Ideas for the Future.

 

Is Governor Lynch invincible?

I don’t know the answer to this question. I didn’t watch the state of the state address or hear any of the details of the jobs program. Apparently the governor talked about the new federal prison opening in Berlin and the 300 or so jobs it will create in this area. It should be interesting to see how many of these jobs actually go to NH residents and what kind(s) of training and/or education opportunities exist at this new prison. It’s my impression that many of the jobs are for corrections officers and though the position offers a decent hourly wage there isn’t much opportunity for career advancement sans the training in the prison environment itself.

But the environment inside a prison… An education in human psychology. That might be worth something.

Then Gov. Lynch talked about another project in New Hampshire.  And this is the widening of I-93 and the continued political interest in rail through the capital corridor a/k/a the New Hampshire Mainline from the Ma. border up through to Concord.

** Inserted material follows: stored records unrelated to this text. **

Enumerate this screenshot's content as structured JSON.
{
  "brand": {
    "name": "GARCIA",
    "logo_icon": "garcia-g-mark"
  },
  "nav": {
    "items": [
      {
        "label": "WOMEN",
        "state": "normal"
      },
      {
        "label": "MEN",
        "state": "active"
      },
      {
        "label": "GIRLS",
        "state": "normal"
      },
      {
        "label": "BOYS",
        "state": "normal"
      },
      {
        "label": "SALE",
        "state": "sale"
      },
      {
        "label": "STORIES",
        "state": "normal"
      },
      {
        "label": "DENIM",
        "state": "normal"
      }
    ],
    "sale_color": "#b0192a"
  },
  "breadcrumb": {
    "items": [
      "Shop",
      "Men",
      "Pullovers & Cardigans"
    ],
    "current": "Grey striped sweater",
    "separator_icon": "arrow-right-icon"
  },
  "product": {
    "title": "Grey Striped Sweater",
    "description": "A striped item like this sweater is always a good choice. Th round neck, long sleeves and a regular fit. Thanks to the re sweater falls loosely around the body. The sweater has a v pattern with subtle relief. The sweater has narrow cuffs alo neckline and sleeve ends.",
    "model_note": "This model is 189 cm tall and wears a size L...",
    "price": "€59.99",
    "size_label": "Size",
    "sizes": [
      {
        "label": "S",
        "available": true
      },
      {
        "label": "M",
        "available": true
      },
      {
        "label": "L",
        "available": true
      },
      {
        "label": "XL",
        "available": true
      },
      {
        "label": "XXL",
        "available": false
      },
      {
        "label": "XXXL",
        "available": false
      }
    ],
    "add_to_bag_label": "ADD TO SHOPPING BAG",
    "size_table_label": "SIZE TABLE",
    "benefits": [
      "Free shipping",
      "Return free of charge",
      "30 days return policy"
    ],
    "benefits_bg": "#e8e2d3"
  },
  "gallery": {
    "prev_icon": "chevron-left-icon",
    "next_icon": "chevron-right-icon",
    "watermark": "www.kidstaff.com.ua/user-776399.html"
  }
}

This is a video I found on UTUBE which I think can demonstrate why it’s going to be extremely difficult if not impossible for this rail project to move forward in New Hampshire. The train shown is the NH Bow Unit Coal train featuring a Canadian Pacific Alco M 636 on the head end. If you’re a rail buff like me this is an important shot because Alco stopped manufacturing these locomotives in 1970-1971 and its rare even to see one never mind on a valuable revenue train like a coal job. The trio of power behind the Alco are SD-40s built by the Electro Motive Division of General Motors they are very common among mainline railroads and leasing companies of which these are.  The coal train which was filmed in 1992 is restricted to ten miles an hour through the entire length of its journey through New Hampshire; the primary reason for this is that the track and roadbed structure simply cannot support the weight and inertia of the heavy locomotives and trains moving at faster speeds. And it’s a multi-million dollar proposition to upgrade these tracks to allow the faster speeds.

So now it becomes a clear question of economics or perhaps politics. I think the question is this who should invest in the upgrade in these tracks and why? I don’t think the railroad is ever going to purse this because of the economics of the line. The coal account at Bow is certainly a lucrative contract but not enough of a reason on its own to make this capital investment. Ten miles an hour is perfectly acceptable to bring the coal trains to their destination. To my knowledge there isn’t another freight customer or customers on this line that could justify this investment. I also believe that if PSNH-Bow were to ever stop receiving coal that this entire line could be filed for abandonment.

So this leaves the politics. Last fall Rep. Peter Leishman filed an LSR seeking to have the state investigate acquiring the NH Mainline I don’t see this happening.

To Be Continued…

Source: nhrailroadman.